Hollywood must love sequels, or at least someone in Burbank must have thought these promotional brochures were a great return on investment (hey, got my attention). Read more in "Part II."

"For Your Consideration" (Part II)

As I shared in "Part I" of this blog entry, about a year ago we received via our Sunday Los Angeles Times two expensive, four-color glossy brochures designed to promote Miramax's "There Will Be Blood" and Disney/Pixar's "Ratatouille."

Hollywood loves sequels. Over a couple of Sundays in this past December, we received two more promotional brochures in our paper.

As you can see from the photos, the first was for "Wall-E," another Disney/Pixar film.

Over the top doesn't describe this brochure. These photos don't do justice.

This promotional for "Wall-E" is forty eight pages on heavy, glossy cardstock. It's beyond what you'd expect a company like Apple or Microsoft to send to their stockholders. If it was designed to attract attention simply based on "size and scope," I'd say it succeeded. What's incredible to me is that a brochure of this magnitude was placed inside tens of thousands of copies of the Sunday edition of the Los Angeles Times in targeted zip codes here on the westside of Los Angeles.

Huge color photos were set against glowing reviews of the film.
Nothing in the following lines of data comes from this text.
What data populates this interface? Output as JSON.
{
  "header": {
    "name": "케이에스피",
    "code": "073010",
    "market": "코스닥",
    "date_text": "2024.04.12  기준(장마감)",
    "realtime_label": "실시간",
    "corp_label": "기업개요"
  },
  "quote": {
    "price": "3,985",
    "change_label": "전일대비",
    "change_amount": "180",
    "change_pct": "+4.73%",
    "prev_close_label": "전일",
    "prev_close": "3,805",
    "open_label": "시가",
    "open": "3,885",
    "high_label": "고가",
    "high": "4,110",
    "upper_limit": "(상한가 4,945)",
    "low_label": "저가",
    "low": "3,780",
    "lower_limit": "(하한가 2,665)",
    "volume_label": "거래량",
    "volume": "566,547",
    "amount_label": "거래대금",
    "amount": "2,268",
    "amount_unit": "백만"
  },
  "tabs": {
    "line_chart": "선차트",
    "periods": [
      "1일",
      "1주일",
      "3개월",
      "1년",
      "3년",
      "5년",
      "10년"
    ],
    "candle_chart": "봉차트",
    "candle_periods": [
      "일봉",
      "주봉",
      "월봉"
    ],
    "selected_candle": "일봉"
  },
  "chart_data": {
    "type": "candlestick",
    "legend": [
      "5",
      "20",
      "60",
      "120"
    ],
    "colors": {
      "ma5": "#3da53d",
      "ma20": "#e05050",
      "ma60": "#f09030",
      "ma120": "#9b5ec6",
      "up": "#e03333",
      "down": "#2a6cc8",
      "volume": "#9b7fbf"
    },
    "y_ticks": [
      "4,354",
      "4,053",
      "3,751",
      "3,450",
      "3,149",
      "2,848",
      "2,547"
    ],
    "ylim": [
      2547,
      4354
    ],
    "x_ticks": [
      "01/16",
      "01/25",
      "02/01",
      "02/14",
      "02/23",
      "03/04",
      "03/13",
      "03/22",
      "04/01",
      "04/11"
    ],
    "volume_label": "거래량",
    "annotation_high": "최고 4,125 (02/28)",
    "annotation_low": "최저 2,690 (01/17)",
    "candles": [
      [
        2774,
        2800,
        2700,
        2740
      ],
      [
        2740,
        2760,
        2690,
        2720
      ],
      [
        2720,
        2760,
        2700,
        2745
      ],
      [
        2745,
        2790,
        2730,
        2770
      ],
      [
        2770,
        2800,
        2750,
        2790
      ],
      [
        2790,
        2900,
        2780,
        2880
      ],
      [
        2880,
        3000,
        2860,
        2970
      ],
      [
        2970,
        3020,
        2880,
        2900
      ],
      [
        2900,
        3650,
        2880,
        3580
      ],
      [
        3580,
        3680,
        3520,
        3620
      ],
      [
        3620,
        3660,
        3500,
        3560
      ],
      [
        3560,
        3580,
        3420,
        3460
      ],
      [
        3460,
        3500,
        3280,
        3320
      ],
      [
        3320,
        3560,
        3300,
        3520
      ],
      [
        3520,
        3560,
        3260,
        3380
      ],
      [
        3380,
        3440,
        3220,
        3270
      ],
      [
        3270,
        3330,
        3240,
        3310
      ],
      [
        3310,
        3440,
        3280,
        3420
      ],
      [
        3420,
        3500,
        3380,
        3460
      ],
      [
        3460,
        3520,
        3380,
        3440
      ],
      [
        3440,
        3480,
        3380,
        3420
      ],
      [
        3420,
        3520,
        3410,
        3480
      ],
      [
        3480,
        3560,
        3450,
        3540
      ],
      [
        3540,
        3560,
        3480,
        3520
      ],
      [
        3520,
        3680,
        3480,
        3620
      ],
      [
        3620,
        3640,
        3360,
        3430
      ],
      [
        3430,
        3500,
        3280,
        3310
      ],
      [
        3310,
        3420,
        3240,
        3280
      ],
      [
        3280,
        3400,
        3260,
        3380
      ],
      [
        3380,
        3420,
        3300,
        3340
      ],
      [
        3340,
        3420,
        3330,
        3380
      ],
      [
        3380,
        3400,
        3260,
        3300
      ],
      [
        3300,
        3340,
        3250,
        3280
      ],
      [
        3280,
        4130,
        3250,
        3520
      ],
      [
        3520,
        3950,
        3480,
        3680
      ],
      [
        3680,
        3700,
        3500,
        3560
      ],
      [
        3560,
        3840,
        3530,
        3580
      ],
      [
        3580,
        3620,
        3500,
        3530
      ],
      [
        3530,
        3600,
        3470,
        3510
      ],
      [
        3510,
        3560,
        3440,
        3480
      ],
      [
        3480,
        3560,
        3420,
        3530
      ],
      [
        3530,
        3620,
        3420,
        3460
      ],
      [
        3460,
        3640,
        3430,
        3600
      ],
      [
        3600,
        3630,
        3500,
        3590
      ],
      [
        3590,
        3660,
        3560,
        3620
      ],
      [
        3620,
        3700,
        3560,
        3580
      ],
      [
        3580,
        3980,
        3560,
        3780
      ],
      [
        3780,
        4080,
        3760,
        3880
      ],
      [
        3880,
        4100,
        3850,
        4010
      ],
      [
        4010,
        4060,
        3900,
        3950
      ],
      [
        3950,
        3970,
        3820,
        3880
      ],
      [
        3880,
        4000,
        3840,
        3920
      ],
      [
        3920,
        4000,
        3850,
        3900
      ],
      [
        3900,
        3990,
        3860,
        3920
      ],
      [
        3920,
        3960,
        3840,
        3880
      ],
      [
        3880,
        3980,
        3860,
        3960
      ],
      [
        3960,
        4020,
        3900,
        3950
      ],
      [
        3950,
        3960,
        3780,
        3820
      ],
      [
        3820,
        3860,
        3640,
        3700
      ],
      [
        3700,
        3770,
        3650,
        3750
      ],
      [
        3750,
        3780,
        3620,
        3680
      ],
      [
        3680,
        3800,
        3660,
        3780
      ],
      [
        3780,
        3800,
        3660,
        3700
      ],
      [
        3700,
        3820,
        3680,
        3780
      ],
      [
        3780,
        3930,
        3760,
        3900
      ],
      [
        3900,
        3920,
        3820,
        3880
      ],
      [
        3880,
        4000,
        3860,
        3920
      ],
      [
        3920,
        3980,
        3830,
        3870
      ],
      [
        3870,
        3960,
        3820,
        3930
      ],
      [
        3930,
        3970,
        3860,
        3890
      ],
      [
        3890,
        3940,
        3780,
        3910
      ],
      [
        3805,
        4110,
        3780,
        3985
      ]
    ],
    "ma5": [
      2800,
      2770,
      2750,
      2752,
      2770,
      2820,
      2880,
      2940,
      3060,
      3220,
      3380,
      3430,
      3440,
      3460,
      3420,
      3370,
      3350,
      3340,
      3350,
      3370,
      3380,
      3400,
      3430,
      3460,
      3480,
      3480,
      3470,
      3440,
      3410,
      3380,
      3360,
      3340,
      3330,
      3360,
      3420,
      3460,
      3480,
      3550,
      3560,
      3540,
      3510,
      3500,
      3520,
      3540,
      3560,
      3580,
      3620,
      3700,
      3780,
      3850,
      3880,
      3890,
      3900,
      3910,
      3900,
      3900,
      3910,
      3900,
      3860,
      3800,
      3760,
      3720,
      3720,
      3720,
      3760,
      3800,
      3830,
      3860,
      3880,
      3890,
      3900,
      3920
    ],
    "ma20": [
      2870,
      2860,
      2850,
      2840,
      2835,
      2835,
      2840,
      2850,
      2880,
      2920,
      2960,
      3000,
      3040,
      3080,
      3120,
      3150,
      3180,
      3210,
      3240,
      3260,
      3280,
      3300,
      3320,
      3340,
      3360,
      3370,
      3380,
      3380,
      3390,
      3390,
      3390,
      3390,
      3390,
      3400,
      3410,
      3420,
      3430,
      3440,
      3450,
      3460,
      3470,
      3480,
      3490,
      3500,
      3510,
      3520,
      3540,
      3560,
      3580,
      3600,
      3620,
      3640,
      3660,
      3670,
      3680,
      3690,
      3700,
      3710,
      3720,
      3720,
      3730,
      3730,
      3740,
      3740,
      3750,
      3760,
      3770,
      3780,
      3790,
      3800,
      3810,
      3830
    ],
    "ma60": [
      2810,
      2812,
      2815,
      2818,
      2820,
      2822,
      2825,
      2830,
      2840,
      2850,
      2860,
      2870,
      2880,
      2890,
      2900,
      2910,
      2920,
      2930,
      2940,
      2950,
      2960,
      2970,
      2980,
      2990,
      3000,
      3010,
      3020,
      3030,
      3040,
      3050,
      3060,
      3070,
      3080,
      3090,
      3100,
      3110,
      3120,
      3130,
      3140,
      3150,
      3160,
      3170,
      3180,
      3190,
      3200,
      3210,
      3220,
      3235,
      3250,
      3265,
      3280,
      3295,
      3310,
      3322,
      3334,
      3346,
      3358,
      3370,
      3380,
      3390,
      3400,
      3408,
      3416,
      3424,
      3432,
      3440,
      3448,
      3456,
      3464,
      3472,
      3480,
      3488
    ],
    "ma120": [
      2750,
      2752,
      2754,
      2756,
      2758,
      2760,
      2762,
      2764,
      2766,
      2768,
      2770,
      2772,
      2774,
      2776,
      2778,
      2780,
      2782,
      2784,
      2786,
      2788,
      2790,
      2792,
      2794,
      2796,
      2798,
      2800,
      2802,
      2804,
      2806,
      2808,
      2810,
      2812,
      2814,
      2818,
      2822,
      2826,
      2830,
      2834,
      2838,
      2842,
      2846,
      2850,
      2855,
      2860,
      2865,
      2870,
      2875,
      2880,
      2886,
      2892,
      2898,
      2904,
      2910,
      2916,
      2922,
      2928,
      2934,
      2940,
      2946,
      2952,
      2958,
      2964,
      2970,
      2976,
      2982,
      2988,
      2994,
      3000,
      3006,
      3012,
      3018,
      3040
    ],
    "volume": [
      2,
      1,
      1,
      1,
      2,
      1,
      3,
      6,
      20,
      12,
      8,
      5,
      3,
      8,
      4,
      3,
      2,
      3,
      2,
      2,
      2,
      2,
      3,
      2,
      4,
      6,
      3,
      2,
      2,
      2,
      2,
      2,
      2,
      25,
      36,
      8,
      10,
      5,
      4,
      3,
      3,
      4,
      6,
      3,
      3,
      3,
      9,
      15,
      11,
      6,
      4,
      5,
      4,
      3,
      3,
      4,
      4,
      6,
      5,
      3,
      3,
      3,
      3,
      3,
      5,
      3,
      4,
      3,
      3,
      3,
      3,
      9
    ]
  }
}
Time, Newsweek, the Wall Street Journal, the New York Times, the Los Angeles Times all had wonderful things to say about the film ... and this brochure is a reminder of that.

A week after receiving the "Wall-E" brochure, we found another promotional insert in our Sunday paper. This time it was for the film "Bolt."

Seems a little ironic - as both of these films are owned by Disney. I guess someone in Burbank really wants to make sure their studio walks away with "Best Animated Feature" (as well as - I'm sure - awards in other categories).

As you can see, the "For Your Consideration" promotional for "Bolt" was a calendar. My 9 year old immediately asked if he could have it (he's got it hanging on the wall in his room).

"Bolt" was an enjoyable film - one our family actually went and saw in the theater. According to it's been nominated for six Academy Awards:

The last page (as well as the back of the calendar) was entitled "For Your Consideration" - an appeal to members of the Academy (and those in their zip code? Again, I have no idea why we received this). You can click on any of these images for a larger view.

Thinking about the upcoming Academy Awards, I'm reminded of much earlier award ceremonies mentioned in the New Testament. Almost 2000 years ago, the Apostle Paul, a leader in the early church, compared the Christian life to the ancient Olympic Games:

"Do you not know that in a race all the runners run, but only one gets the prize? Run in such a way to get the prize. Everyone who competes in the games goes into strict training. They do it to get a crown that will not last; but we do it to get a crown that will last forever." Paul's 1st letter to the church in the city of Corinth 9:24-25

Interesting that Paul wasn't critical of the ancient Olympic games he was referencing. Studio executives green light millions of dollars in the pursuit of an award that, while notable, is ultimately temporal. As a Christian, I often settle for the mediocre in my own life when God calls believers to run, to strive, to fight, to excel.

I'm impressed with the effort studios make toward promoting and marketing a film. I hope I would put that same, no - much greater energy - towards Christ and His Kingdom.

Looking forward to seeing how "Wall-E" and "Bolt" do in their completion, Sunday evening February 22nd.

And thanks for the fun brochure and calendar.